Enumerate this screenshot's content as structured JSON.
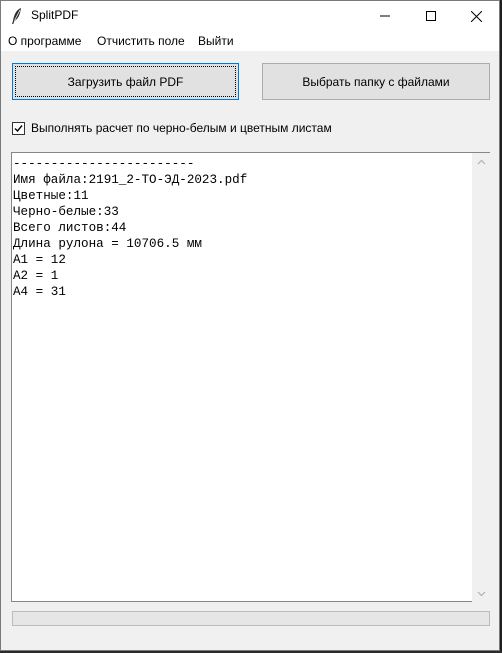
{
  "window": {
    "title": "SplitPDF",
    "controls": {
      "minimize": "minimize",
      "maximize": "maximize",
      "close": "close"
    }
  },
  "menu": {
    "items": [
      "О программе",
      "Отчистить поле",
      "Выйти"
    ]
  },
  "buttons": {
    "load_pdf": "Загрузить файл PDF",
    "choose_folder": "Выбрать папку с файлами"
  },
  "option": {
    "label": "Выполнять расчет по черно-белым и цветным листам",
    "checked": true
  },
  "output": {
    "lines": [
      "------------------------",
      "Имя файла:2191_2-ТО-ЭД-2023.pdf",
      "Цветные:11",
      "Черно-белые:33",
      "Всего листов:44",
      "Длина рулона = 10706.5 мм",
      "А1 = 12",
      "А2 = 1",
      "А4 = 31"
    ]
  },
  "progress": {
    "value": 0
  },
  "colors": {
    "accent": "#0078d7",
    "button_bg": "#e1e1e1",
    "window_bg": "#f0f0f0"
  },
  "icons": {
    "app": "feather-icon",
    "scroll_up": "chevron-up-icon",
    "scroll_down": "chevron-down-icon"
  }
}
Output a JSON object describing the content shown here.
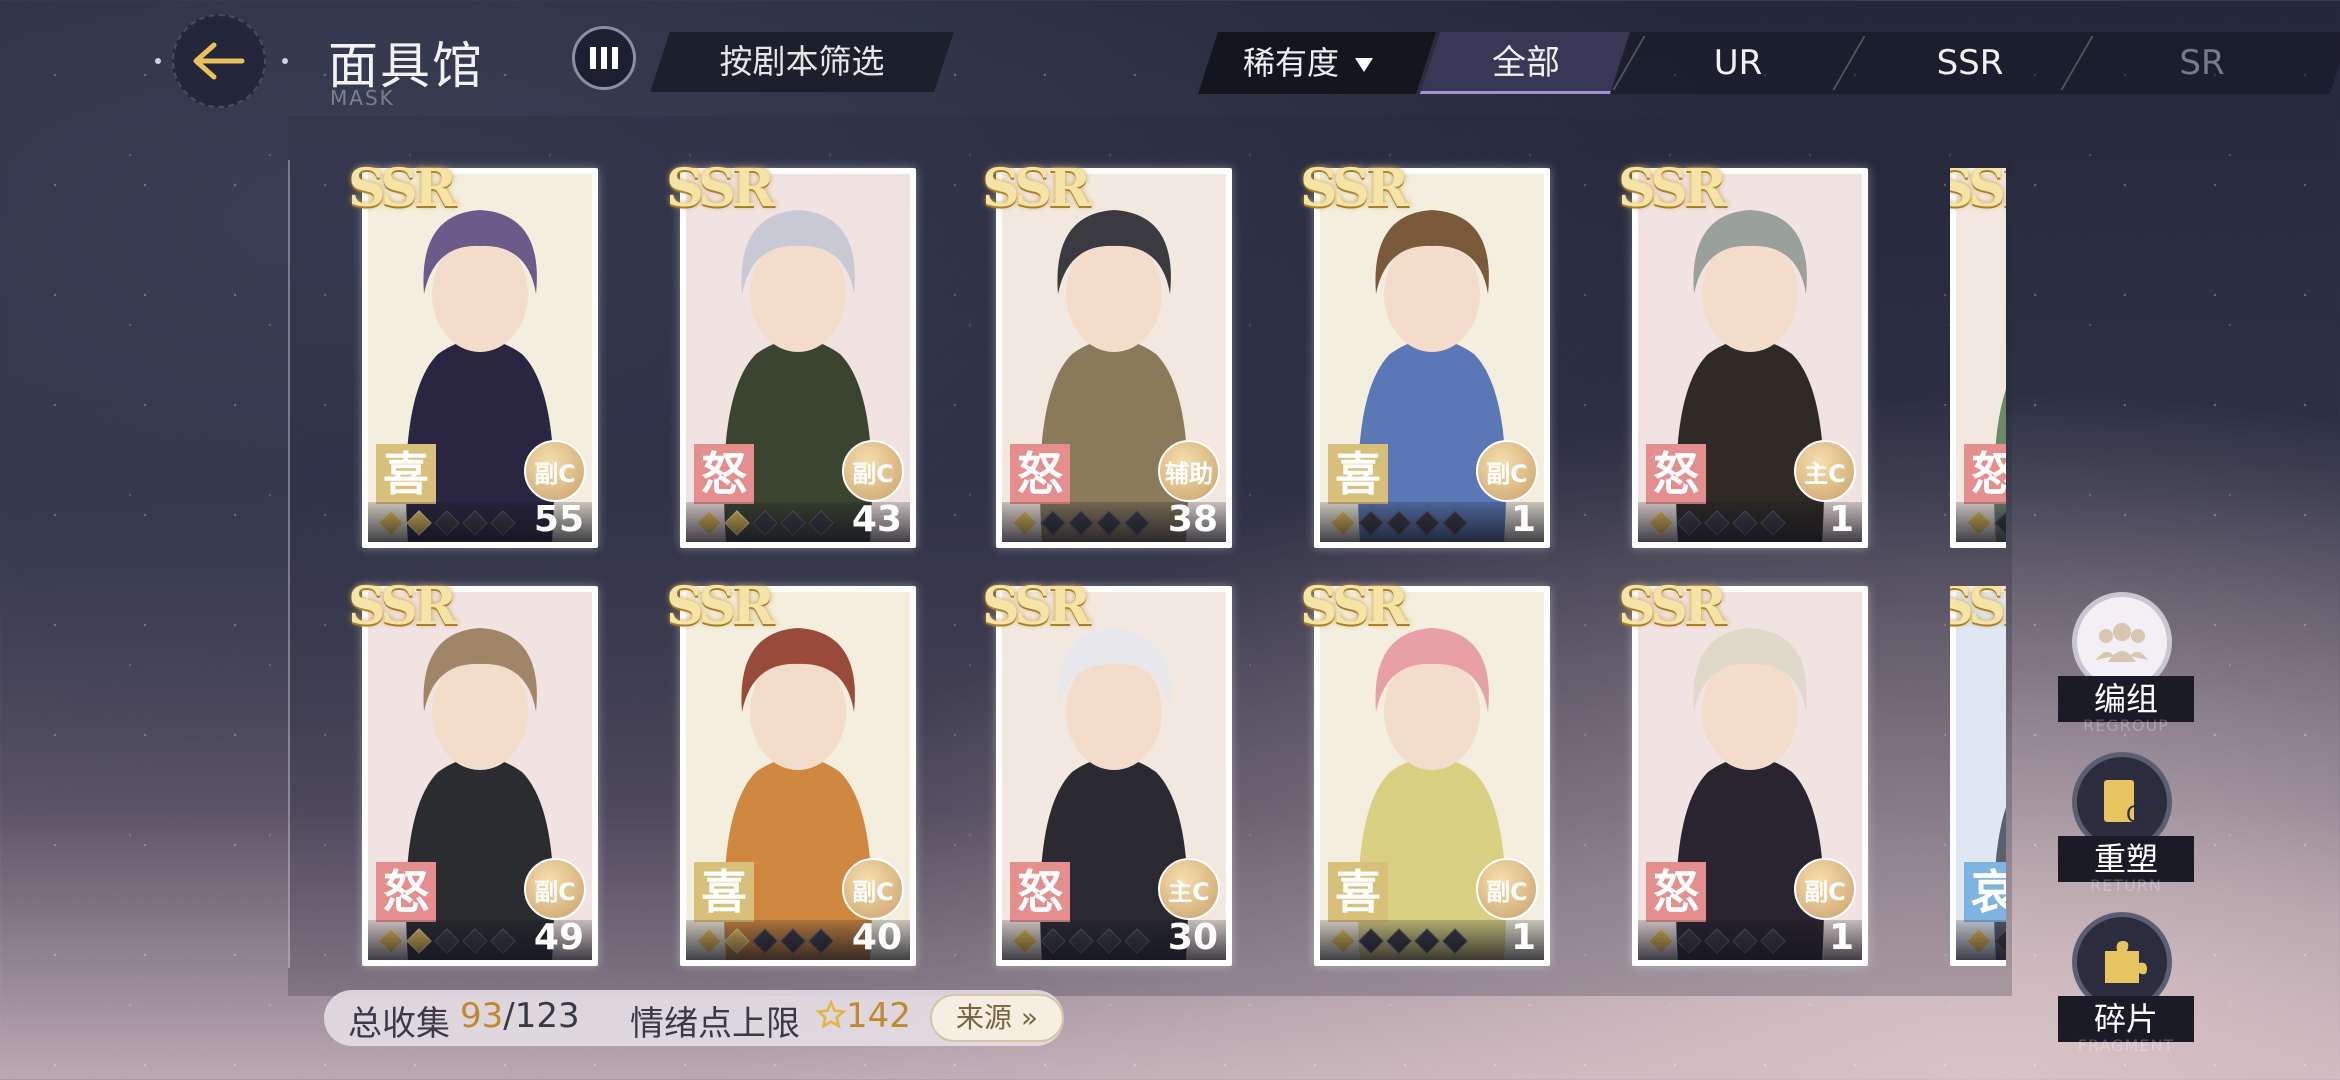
{
  "header": {
    "title": "面具馆",
    "subtitle": "MASK",
    "script_filter_label": "按剧本筛选",
    "rarity_dropdown_label": "稀有度",
    "tabs": [
      "全部",
      "UR",
      "SSR",
      "SR"
    ],
    "active_tab": "全部"
  },
  "cards": [
    {
      "rarity": "SSR",
      "emotion": "喜",
      "emotion_type": "joy",
      "role": "副C",
      "stars": 2,
      "count": "55"
    },
    {
      "rarity": "SSR",
      "emotion": "怒",
      "emotion_type": "anger",
      "role": "副C",
      "stars": 2,
      "count": "43"
    },
    {
      "rarity": "SSR",
      "emotion": "怒",
      "emotion_type": "anger",
      "role": "辅助",
      "stars": 1,
      "count": "38"
    },
    {
      "rarity": "SSR",
      "emotion": "喜",
      "emotion_type": "joy",
      "role": "副C",
      "stars": 1,
      "count": "1"
    },
    {
      "rarity": "SSR",
      "emotion": "怒",
      "emotion_type": "anger",
      "role": "主C",
      "stars": 1,
      "count": "1"
    },
    {
      "rarity": "SSR",
      "emotion": "怒",
      "emotion_type": "anger",
      "role": "",
      "stars": 1,
      "count": ""
    },
    {
      "rarity": "SSR",
      "emotion": "怒",
      "emotion_type": "anger",
      "role": "副C",
      "stars": 2,
      "count": "49"
    },
    {
      "rarity": "SSR",
      "emotion": "喜",
      "emotion_type": "joy",
      "role": "副C",
      "stars": 2,
      "count": "40"
    },
    {
      "rarity": "SSR",
      "emotion": "怒",
      "emotion_type": "anger",
      "role": "主C",
      "stars": 1,
      "count": "30"
    },
    {
      "rarity": "SSR",
      "emotion": "喜",
      "emotion_type": "joy",
      "role": "副C",
      "stars": 1,
      "count": "1"
    },
    {
      "rarity": "SSR",
      "emotion": "怒",
      "emotion_type": "anger",
      "role": "副C",
      "stars": 1,
      "count": "1"
    },
    {
      "rarity": "SSR",
      "emotion": "哀",
      "emotion_type": "sad",
      "role": "",
      "stars": 1,
      "count": ""
    }
  ],
  "footer": {
    "collection_label": "总收集",
    "collection_owned": "93",
    "collection_total": "/123",
    "mood_label": "情绪点上限",
    "mood_value": "142",
    "source_button": "来源"
  },
  "side": {
    "team_label": "编组",
    "team_sub": "REGROUP",
    "reshape_label": "重塑",
    "reshape_sub": "RETURN",
    "fragment_label": "碎片",
    "fragment_sub": "FRAGMENT"
  },
  "colors": {
    "gold": "#f0c85a",
    "joy": "#d8c07a",
    "anger": "#e58e8e",
    "sad": "#7fb4e0",
    "accent_tab": "#a58fd8"
  }
}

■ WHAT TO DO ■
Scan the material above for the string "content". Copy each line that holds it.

■ FINISHED TASK ■
Enumerate this screenshot's content as structured JSON.
Output a JSON object describing the content shown here.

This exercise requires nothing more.